===== EXERCISE DATA
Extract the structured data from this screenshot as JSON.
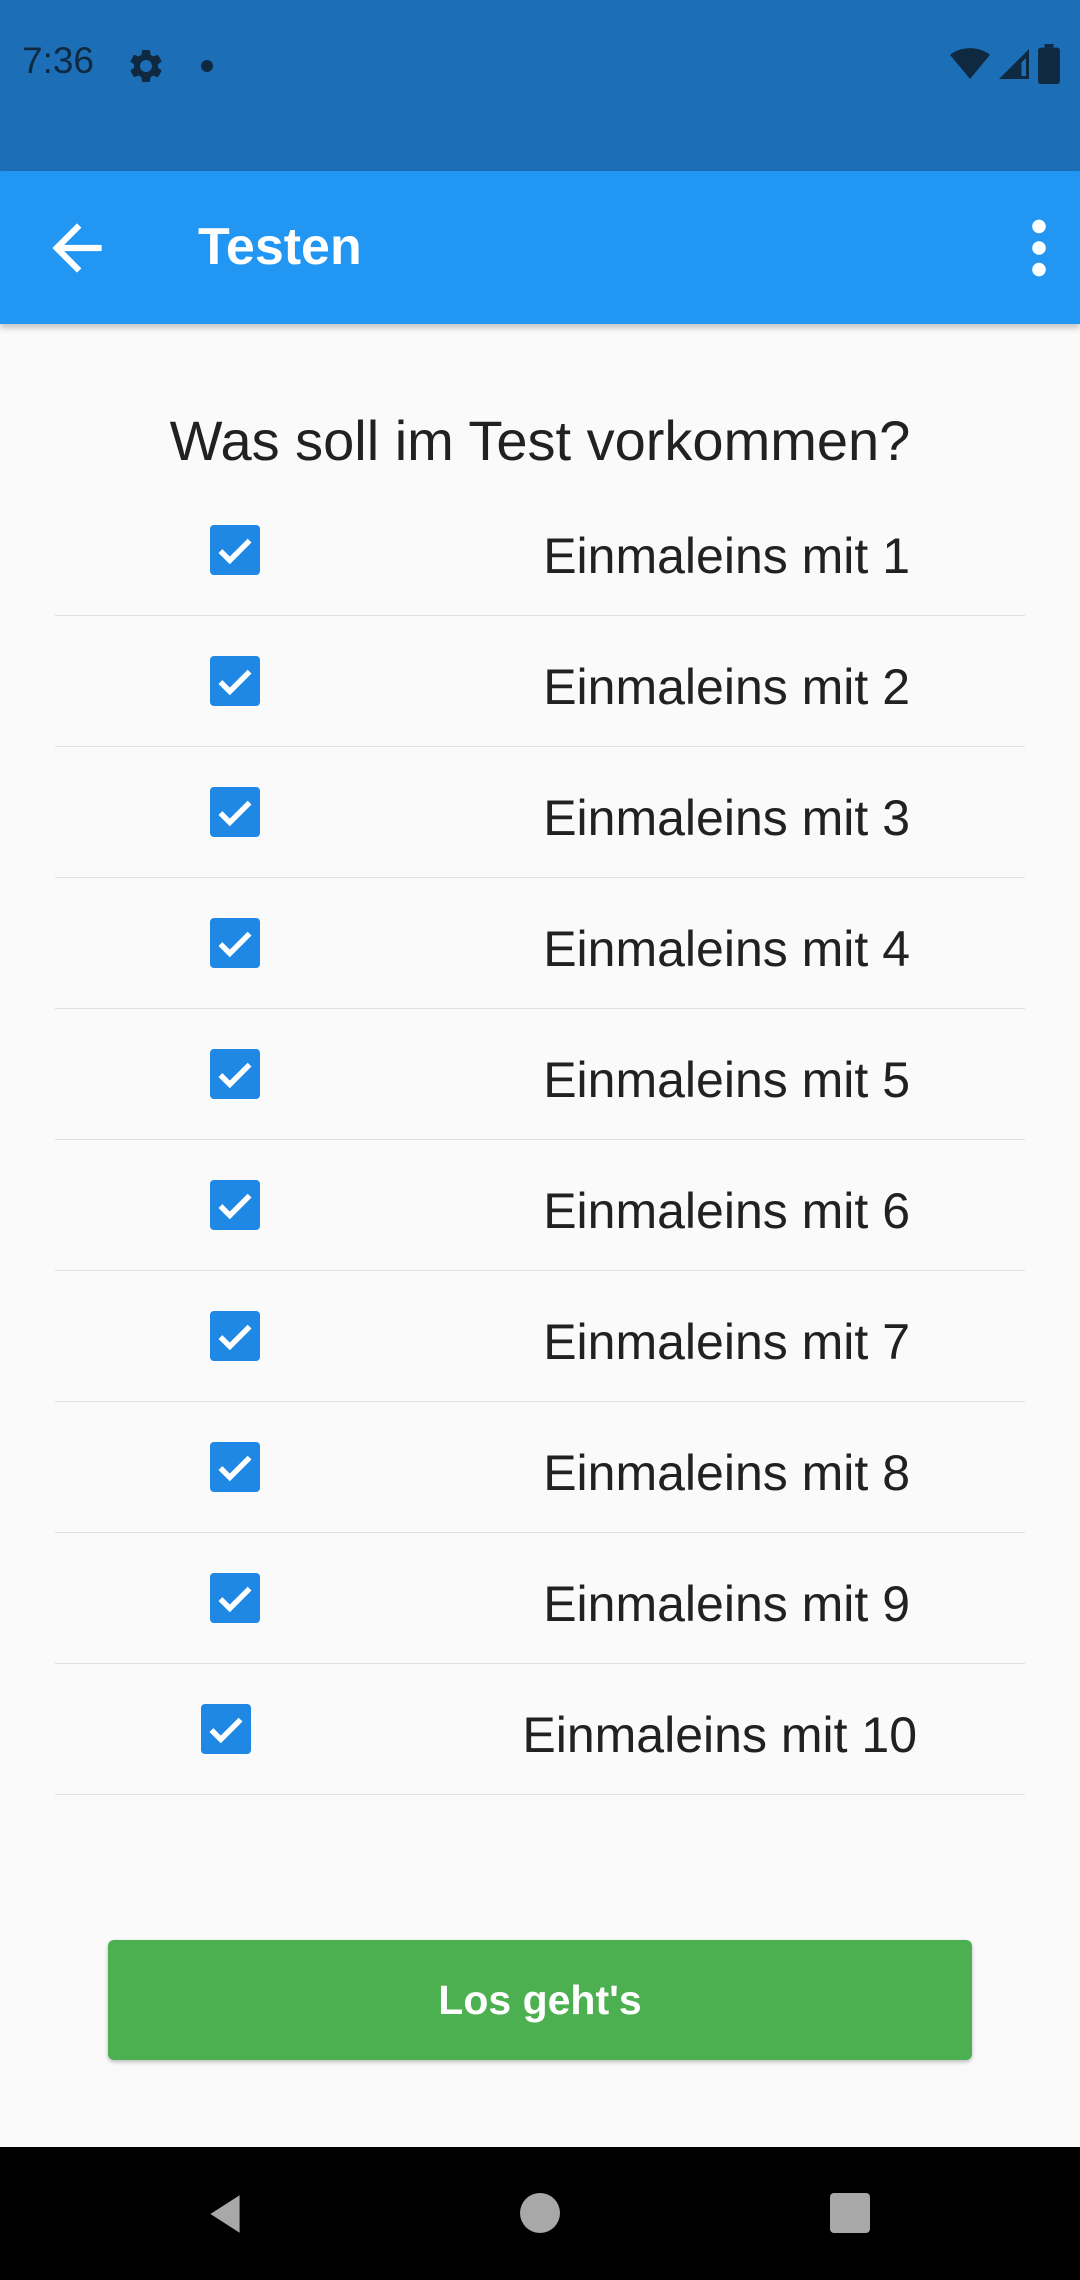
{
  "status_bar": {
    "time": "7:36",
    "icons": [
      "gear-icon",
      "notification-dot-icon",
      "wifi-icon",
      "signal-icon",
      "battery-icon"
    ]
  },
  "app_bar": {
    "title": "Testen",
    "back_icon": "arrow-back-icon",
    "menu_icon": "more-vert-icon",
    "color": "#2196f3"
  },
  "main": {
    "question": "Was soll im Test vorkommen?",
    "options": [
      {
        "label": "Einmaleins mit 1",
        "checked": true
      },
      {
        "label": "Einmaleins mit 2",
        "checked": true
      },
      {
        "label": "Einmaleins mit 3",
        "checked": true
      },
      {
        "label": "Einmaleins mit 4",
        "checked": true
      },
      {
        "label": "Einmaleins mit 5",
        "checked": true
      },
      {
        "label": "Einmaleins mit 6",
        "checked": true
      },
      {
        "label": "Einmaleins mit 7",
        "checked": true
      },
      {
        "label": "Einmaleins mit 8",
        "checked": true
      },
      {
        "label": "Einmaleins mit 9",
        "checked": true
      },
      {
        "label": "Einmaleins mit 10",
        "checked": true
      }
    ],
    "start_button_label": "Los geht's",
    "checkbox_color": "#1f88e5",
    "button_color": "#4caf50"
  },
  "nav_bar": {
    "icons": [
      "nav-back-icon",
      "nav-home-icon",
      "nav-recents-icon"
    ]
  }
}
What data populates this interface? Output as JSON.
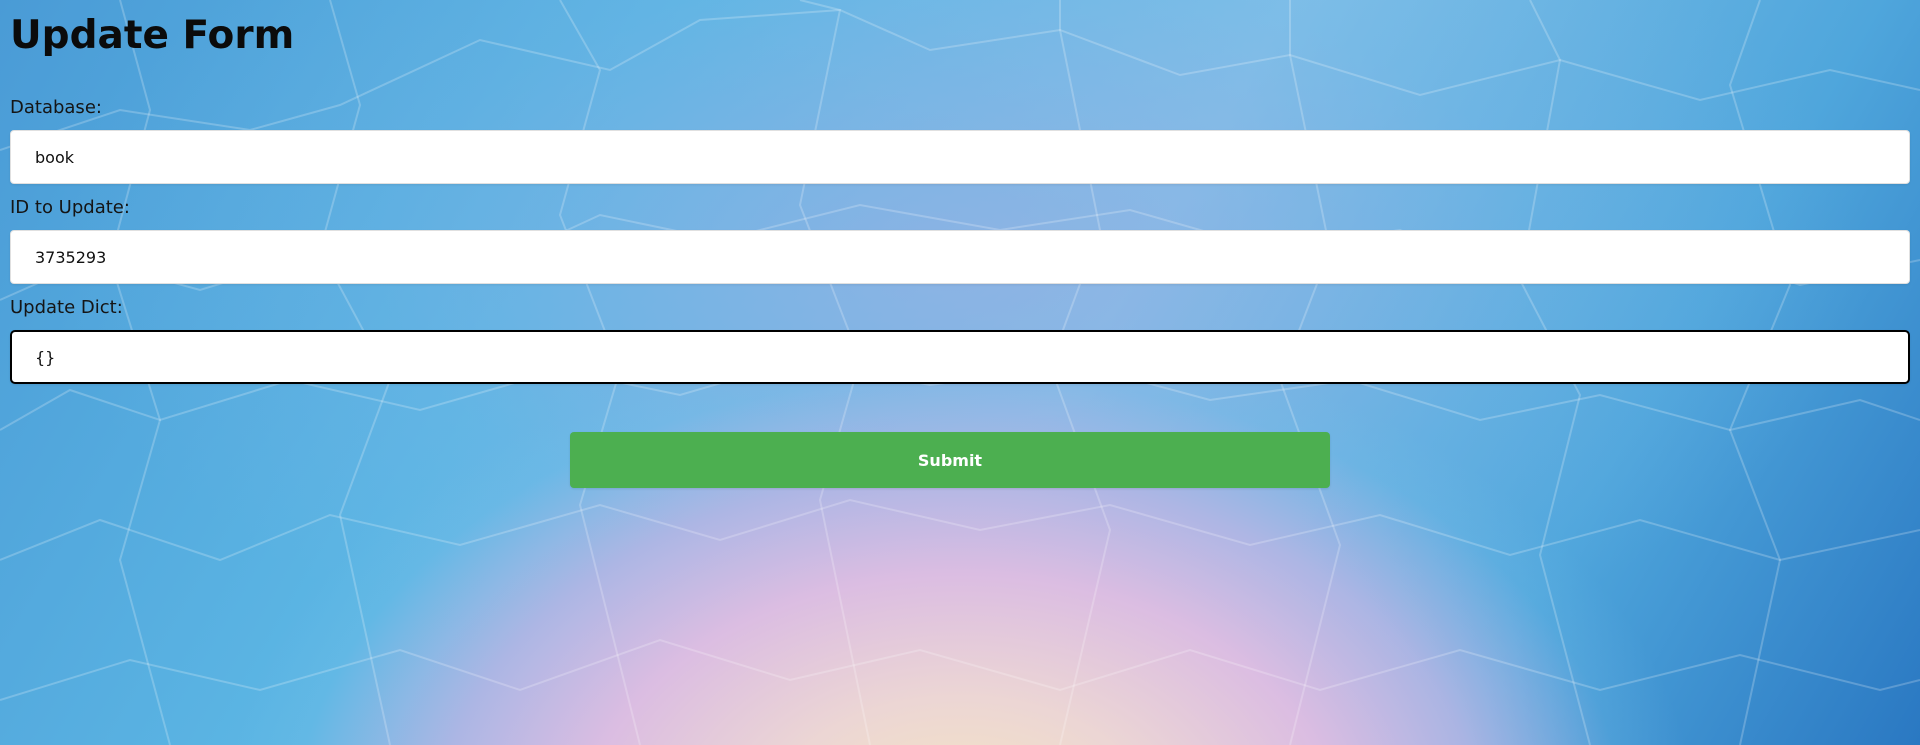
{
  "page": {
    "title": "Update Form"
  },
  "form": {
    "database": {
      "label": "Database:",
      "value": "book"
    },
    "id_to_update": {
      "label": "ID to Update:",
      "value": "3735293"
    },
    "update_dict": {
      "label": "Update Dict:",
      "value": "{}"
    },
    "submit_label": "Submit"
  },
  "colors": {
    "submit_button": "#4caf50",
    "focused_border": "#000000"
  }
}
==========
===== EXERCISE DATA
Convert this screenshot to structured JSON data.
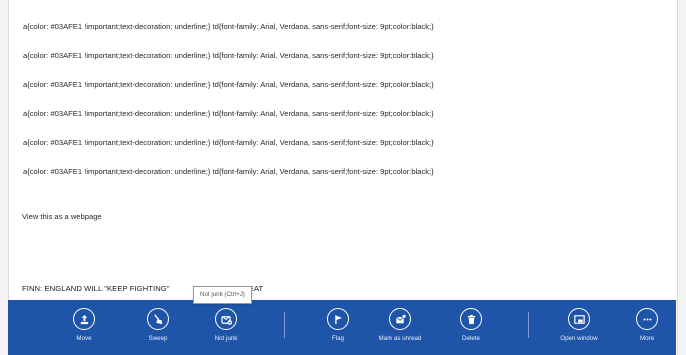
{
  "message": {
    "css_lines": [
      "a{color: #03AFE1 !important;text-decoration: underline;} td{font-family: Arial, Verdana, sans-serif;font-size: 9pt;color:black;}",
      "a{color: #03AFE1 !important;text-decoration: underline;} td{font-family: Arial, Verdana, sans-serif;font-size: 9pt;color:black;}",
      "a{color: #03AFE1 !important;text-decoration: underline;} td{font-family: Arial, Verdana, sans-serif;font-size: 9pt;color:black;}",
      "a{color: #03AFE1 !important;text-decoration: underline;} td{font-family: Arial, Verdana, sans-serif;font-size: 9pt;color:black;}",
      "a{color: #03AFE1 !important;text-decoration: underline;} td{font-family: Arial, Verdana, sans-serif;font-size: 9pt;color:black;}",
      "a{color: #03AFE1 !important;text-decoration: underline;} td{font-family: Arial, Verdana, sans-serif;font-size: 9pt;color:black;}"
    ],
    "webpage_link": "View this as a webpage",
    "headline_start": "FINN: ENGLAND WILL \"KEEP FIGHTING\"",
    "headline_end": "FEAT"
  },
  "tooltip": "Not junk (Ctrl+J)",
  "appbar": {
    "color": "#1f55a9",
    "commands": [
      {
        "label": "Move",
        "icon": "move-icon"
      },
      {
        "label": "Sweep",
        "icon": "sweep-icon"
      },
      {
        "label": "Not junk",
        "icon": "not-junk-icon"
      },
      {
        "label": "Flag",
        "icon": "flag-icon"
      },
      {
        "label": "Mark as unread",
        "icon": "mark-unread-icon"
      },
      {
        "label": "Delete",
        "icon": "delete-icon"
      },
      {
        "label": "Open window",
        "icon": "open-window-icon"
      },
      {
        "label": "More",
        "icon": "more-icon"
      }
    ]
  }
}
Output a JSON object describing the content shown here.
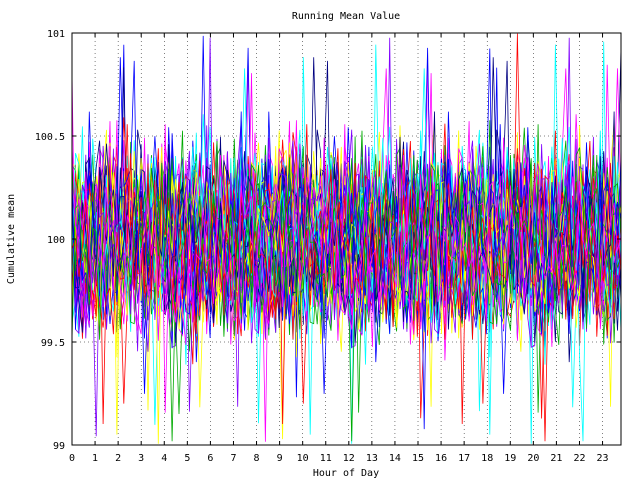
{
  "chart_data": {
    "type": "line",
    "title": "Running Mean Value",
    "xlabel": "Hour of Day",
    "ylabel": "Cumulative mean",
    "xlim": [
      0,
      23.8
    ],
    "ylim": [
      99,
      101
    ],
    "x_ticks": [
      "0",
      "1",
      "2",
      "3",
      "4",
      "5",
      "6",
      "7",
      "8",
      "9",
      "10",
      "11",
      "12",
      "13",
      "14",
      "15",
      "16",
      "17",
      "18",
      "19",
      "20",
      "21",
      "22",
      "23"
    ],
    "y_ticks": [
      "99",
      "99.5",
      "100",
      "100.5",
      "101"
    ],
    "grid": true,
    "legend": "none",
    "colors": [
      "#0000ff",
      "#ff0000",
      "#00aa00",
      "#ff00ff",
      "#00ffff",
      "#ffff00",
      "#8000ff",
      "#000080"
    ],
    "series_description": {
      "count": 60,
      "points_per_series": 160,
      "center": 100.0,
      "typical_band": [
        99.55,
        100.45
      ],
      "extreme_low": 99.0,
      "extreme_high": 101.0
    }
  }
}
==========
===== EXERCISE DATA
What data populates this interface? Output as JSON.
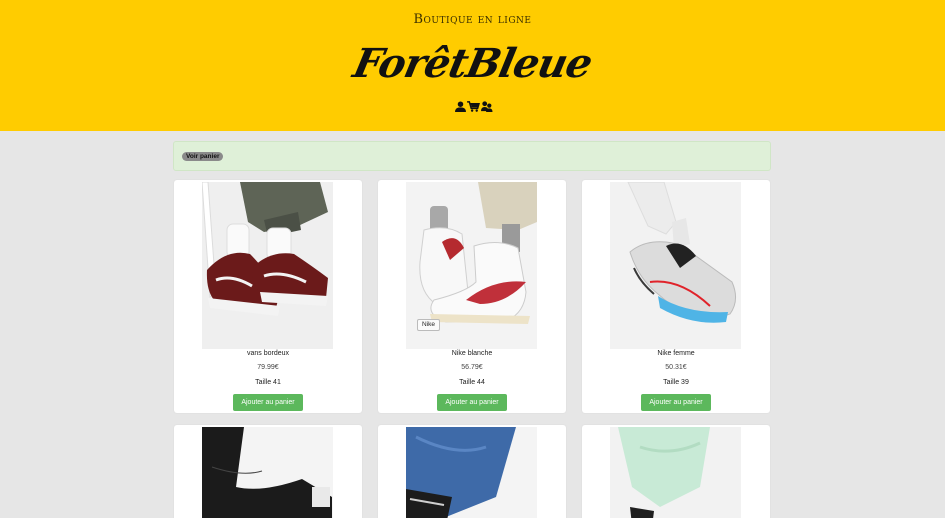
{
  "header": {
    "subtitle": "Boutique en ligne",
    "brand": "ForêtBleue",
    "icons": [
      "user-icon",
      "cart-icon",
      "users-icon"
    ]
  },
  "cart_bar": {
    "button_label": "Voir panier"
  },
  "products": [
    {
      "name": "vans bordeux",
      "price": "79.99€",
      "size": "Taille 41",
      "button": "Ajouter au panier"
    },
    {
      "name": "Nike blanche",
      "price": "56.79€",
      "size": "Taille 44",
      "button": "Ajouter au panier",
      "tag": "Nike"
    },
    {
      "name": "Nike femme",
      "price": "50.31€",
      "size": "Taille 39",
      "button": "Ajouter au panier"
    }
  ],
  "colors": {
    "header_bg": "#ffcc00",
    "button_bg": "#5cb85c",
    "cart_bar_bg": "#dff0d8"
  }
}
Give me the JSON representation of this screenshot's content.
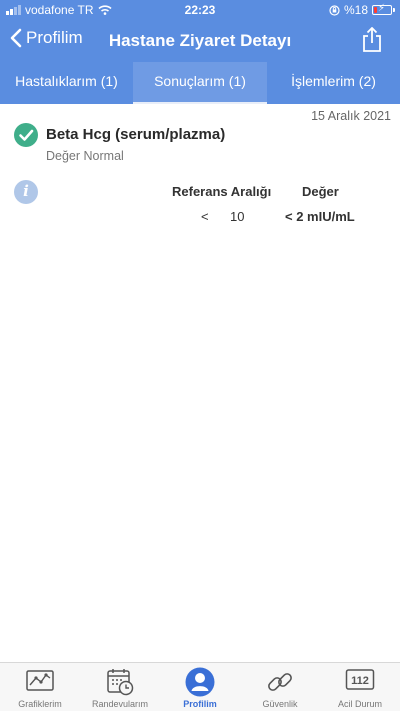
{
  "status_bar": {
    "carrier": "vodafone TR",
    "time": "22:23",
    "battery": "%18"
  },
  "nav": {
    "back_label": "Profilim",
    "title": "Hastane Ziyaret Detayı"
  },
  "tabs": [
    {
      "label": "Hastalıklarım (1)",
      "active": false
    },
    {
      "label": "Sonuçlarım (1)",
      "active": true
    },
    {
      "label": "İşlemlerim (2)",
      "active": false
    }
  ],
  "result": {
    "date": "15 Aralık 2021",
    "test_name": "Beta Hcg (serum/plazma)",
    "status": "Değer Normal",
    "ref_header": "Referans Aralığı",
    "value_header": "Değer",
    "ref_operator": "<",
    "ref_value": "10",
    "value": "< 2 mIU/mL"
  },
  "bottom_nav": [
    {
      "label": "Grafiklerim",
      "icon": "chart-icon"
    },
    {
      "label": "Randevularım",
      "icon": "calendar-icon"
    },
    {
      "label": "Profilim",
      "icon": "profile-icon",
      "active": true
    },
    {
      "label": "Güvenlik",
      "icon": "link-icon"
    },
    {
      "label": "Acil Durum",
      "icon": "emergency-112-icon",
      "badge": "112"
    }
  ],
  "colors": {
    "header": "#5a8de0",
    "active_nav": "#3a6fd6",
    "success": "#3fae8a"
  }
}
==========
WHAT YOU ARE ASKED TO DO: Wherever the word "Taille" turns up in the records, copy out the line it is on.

SOLUTION FOR THIS EXERCISE:
      "size": "Taille 41",
      "size": "Taille 44",
      "size": "Taille 39",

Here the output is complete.